For the past 6 years I switched on a daily basis between English and Romanian. I worked for international companies where English was the lingua franca and at home I speak Romanian with my girlfriend.
Overtime, this changed my Romanian vocabulary dramatically. At the moment I speak some sort of Rongleză, as we say in Romanian, a mix of English words that are inserted randomly in my Romanian conversations.
Because I developed this vocabulary in The Netherlands, where most of my Romanian friends are in the same situation, I actually never realized how big this change was. Here nobody even flinches if they hear a word from a different language randomly inserted in a conversation. It’s normal.

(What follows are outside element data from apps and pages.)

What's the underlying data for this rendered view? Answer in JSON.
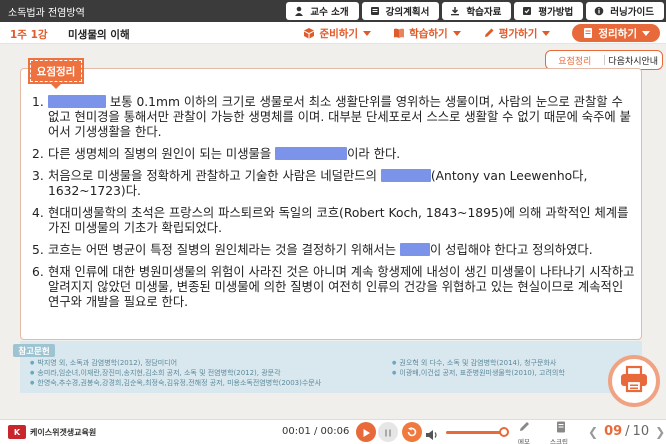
{
  "header": {
    "course": "소독법과 전염방역",
    "nav": [
      {
        "label": "교수 소개",
        "icon": "professor-icon"
      },
      {
        "label": "강의계획서",
        "icon": "syllabus-icon"
      },
      {
        "label": "학습자료",
        "icon": "download-icon"
      },
      {
        "label": "평가방법",
        "icon": "grade-icon"
      },
      {
        "label": "러닝가이드",
        "icon": "info-icon"
      }
    ]
  },
  "lesson": {
    "week": "1주 1강",
    "title": "미생물의 이해",
    "tabs": [
      {
        "label": "준비하기",
        "icon": "cube-icon"
      },
      {
        "label": "학습하기",
        "icon": "book-icon"
      },
      {
        "label": "평가하기",
        "icon": "pencil-icon"
      },
      {
        "label": "정리하기",
        "icon": "notebook-icon"
      }
    ],
    "active_tab": "정리하기",
    "dropdown": [
      "요점정리",
      "다음차시안내"
    ]
  },
  "summary": {
    "tag": "요점정리",
    "items": [
      {
        "num": "1.",
        "before": "",
        "after": " 보통 0.1mm 이하의 크기로 생물로서 최소 생활단위를 영위하는 생물이며, 사람의 눈으로 관찰할 수 없고 현미경을 통해서만 관찰이 가능한 생명체를 이며. 대부분 단세포로서 스스로 생활할 수 없기 때문에 숙주에 붙어서 기생생활을 한다."
      },
      {
        "num": "2.",
        "before": "다른 생명체의 질병의 원인이 되는 미생물을 ",
        "after": "이라 한다."
      },
      {
        "num": "3.",
        "before": "처음으로 미생물을 정확하게 관찰하고 기술한 사람은 네덜란드의 ",
        "after": "(Antony van Leewenho다, 1632~1723)다."
      },
      {
        "num": "4.",
        "before": "현대미생물학의 초석은 프랑스의 파스퇴르와 독일의 코흐(Robert Koch, 1843~1895)에 의해 과학적인 체계를 가진 미생물의 기초가 확립되었다.",
        "after": ""
      },
      {
        "num": "5.",
        "before": "코흐는 어떤 병균이 특정 질병의 원인체라는 것을 결정하기 위해서는 ",
        "after": "이 성립해야 한다고 정의하였다."
      },
      {
        "num": "6.",
        "before": "현재 인류에 대한 병원미생물의 위험이 사라진 것은 아니며 계속 항생제에 내성이 생긴 미생물이 나타나기 시작하고 알려지지 않았던 미생물, 변종된 미생물에 의한 질병이 여전히 인류의 건강을 위협하고 있는 현실이므로 계속적인 연구와 개발을 필요로 한다.",
        "after": ""
      }
    ]
  },
  "references": {
    "title": "참고문헌",
    "left": [
      "박지영 외, 소독과 감염병학(2012), 정담미디어",
      "송미라,임순녀,이재란,장진미,송지현,김소희 공저, 소독 및 전염병학(2012), 광문각",
      "한영숙,추수경,권봉숙,강경희,김순옥,최정숙,김유정,전해정 공저, 미용소독전염병학(2003)수문사"
    ],
    "right": [
      "권오혁 외 다수, 소독 및 감염병학(2014), 청구문화사",
      "이광배,이건섭 공저, 표준병원미생물학(2010), 고려의학"
    ]
  },
  "player": {
    "brand": "케이스위겟생교육원",
    "time": "00:01 / 00:06",
    "volume": 0.9,
    "memo_label": "메모",
    "script_label": "스크립트",
    "page_current": "09",
    "page_separator": "/",
    "page_total": "10"
  },
  "colors": {
    "accent": "#e86a3a",
    "blank": "#7b93e8",
    "topbar": "#3b3b3b"
  }
}
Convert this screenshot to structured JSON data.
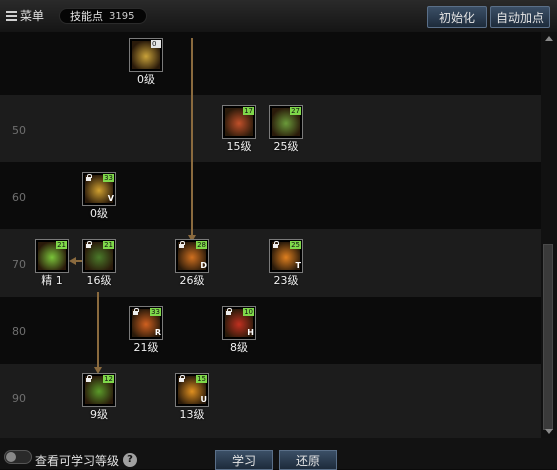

They do the same.
However, a few days ago, some Romanian friends of mine came to visit, and as I was telling them stories about one thing and another, I realized I have to stop from time to time because they had no idea what the hell I meant. I was using so many English words, in an unexpected context and probably with a Romanian accent, that it was impossible for them to follow me.
So where am I going with this story? Communication gaps.
I think that my story is a perfect metaphor for a phenomenon that often happens in companies, no matter the size. Behind closed doors, in small meeting rooms, after months of developing projects we end up creating our own language. This becomes natural.
The danger here is that we end up using these words in conversations with customers or even other internal teams. And much like my friends these other people will have no idea what are we talking about.
I believe that communication is one of the foundation blocks of a successful company. This is why I think it’s so important to realize this phenomenon and from time to time have a sanity check on our vocabulary.
So here’s some food for thought:
Can you think of some the words you defined within your team and which you use in your external communication, be it with customers or other departments?
Photo by Eddie Codel, under CC